Today is Dame Maggie’s birthday (b. 1934). For someone of my age or younger it’s impossible to imagine she was ever not an old, crusty, imperious dowager. Only in retrospect does one realize that her dignity and reserve (and one might add her hauteur) made it natural for her to be cast in such roles when she was only in her 40s (even younger, in fact, considering the Fascistic old maid she played in 1969’s The Prime of Miss Jean Brodie). Yet, only 4 years before that, she had played Desdemona to Olivier’s Othello…in the 50s and 60s, she was downright beautiful. Ah, but later she was just the RIGHT person to interpret rich-women-wearing-pearls in Agatha Christie, Henry James, etc etc…and more recently Julian Fellowes and J.K. Rowling. One suspects it must be a bit like falling off a log now.

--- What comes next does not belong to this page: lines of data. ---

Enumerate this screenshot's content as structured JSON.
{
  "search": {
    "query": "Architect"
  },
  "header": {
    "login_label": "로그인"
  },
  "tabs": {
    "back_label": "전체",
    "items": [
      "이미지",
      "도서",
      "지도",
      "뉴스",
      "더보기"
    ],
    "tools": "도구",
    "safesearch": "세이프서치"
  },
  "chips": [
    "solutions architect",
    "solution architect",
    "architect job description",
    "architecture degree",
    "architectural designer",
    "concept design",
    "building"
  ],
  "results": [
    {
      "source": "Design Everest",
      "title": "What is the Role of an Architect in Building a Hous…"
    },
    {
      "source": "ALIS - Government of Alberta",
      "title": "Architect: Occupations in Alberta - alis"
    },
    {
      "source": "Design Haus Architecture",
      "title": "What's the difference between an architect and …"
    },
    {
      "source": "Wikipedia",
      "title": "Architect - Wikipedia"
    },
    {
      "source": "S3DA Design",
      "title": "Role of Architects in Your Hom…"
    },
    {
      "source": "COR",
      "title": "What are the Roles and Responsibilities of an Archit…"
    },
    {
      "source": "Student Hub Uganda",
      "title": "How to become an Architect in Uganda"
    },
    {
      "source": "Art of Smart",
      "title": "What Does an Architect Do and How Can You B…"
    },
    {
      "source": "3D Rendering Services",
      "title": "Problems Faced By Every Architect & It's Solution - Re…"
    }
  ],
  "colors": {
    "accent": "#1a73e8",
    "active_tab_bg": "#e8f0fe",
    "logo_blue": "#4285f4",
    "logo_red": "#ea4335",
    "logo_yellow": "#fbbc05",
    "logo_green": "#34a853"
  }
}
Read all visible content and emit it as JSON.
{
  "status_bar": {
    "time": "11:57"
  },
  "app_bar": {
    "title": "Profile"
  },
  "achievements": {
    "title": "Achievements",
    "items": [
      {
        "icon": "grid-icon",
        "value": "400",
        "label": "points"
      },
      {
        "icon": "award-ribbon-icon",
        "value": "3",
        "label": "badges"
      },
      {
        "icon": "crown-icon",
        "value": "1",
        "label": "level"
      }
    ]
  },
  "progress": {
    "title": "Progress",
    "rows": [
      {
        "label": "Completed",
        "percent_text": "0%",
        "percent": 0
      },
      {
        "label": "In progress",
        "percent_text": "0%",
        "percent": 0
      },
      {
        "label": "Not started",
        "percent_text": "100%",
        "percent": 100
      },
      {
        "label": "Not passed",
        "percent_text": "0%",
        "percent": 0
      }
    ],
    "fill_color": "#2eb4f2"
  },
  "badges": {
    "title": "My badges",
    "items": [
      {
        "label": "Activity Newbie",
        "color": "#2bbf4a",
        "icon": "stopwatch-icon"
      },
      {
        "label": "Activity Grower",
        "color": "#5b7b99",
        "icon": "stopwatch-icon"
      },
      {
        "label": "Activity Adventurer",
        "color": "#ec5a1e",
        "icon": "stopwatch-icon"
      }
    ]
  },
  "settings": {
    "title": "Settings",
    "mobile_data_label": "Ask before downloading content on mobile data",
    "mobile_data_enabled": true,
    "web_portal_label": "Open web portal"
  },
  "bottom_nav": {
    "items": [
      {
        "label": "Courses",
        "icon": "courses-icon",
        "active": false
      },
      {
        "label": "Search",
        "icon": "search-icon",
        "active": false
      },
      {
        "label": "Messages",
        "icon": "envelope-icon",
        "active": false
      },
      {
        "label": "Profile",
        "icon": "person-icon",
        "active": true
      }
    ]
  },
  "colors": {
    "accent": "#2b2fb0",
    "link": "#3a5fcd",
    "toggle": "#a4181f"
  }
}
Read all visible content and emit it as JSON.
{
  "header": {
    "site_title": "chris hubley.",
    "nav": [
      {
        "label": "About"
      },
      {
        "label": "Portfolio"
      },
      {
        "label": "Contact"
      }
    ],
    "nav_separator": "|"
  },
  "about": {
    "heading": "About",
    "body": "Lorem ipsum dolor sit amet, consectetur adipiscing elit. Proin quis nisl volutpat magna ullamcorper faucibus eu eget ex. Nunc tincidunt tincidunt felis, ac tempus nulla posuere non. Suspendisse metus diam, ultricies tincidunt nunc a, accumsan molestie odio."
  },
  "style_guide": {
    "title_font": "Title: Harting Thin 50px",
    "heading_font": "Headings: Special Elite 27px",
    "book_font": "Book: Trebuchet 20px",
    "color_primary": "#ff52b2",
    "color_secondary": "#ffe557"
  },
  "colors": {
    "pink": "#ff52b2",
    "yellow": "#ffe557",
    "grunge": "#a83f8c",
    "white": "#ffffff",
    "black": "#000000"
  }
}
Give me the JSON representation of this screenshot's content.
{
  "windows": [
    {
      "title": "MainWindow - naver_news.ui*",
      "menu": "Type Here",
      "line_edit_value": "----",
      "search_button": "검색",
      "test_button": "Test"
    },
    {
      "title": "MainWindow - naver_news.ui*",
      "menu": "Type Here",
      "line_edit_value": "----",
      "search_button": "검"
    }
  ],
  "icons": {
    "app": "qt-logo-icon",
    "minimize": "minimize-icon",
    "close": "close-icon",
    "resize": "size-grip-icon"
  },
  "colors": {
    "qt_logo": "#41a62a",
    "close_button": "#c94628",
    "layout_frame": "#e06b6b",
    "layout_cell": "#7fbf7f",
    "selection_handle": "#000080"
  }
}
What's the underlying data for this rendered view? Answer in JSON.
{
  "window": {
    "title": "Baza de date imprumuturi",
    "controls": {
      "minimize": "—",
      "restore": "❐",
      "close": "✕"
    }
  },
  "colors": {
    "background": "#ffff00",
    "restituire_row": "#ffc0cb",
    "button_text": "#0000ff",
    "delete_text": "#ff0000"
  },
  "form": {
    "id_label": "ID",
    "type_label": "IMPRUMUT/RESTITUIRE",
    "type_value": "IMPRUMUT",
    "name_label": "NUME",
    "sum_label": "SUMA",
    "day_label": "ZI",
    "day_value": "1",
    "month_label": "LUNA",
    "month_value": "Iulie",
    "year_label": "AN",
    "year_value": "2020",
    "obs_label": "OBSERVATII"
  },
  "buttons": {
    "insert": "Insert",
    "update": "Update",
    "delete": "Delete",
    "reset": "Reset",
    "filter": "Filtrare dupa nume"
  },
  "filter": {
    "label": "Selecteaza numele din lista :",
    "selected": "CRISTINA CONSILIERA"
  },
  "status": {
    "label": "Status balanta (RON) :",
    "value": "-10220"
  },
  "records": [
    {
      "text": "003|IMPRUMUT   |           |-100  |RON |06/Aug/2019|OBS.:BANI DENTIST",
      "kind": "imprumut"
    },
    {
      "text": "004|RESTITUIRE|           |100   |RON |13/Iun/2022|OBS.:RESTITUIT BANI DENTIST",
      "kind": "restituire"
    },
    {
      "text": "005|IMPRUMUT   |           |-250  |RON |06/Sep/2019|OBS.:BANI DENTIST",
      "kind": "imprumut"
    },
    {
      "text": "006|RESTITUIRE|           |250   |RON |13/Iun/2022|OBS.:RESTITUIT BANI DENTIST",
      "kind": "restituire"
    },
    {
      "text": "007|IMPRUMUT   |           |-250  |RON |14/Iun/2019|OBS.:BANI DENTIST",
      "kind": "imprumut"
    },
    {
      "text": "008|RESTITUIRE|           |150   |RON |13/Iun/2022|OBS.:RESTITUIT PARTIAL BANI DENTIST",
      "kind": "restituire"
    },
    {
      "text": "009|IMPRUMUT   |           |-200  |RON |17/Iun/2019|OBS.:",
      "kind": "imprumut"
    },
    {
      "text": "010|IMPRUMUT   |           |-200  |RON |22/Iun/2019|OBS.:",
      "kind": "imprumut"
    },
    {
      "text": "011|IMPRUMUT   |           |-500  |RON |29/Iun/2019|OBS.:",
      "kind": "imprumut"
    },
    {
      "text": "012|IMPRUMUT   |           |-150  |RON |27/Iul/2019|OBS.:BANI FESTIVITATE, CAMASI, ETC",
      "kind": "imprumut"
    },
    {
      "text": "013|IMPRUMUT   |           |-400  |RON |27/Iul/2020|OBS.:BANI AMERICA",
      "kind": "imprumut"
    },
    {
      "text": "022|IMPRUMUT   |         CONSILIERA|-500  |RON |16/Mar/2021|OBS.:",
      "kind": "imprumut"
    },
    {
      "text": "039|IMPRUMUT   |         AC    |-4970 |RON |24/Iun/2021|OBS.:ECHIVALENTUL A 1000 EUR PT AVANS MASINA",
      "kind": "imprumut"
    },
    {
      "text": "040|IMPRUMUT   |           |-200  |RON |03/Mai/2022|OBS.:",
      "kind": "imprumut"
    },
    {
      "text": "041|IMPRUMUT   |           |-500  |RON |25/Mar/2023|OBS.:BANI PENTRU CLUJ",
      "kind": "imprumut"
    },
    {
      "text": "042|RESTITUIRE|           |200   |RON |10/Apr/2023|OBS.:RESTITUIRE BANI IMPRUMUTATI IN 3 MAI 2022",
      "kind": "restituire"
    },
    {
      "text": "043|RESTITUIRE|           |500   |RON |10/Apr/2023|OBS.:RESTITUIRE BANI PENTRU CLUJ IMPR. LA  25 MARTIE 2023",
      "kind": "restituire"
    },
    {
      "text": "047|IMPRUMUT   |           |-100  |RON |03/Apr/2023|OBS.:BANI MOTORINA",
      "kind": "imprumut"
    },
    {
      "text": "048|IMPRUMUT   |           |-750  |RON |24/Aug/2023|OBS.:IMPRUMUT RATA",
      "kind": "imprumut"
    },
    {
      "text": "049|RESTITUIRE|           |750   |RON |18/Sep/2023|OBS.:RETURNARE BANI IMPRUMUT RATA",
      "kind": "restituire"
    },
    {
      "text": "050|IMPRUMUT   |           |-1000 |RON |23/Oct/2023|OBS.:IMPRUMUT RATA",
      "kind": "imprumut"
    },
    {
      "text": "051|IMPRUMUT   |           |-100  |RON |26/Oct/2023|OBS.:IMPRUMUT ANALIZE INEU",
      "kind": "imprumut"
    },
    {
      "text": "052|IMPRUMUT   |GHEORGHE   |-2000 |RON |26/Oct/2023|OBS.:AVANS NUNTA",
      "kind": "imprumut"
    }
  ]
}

She was already doing self-parody by the time of Neil Simon’s Murder by Death (1976); she won an Oscar for doing the same in his California Suite (1978).
But just to remind ourselves that she could so something else, here is a glimpse of the young beauty playing opposite Sir Larry in blackface in Othello:
For more on show biz history past and present, consult No Applause, Just Throw Money: The Book That Made Vaudeville Famous, available at Amazon, Barnes and Noble, and wherever nutty books are sold.
And don’t miss my new book Chain of Fools: Silent Comedy and Its Legacies from Nickelodeons to Youtube, just released by Bear Manor Media, also available from amazon.com etc etc etc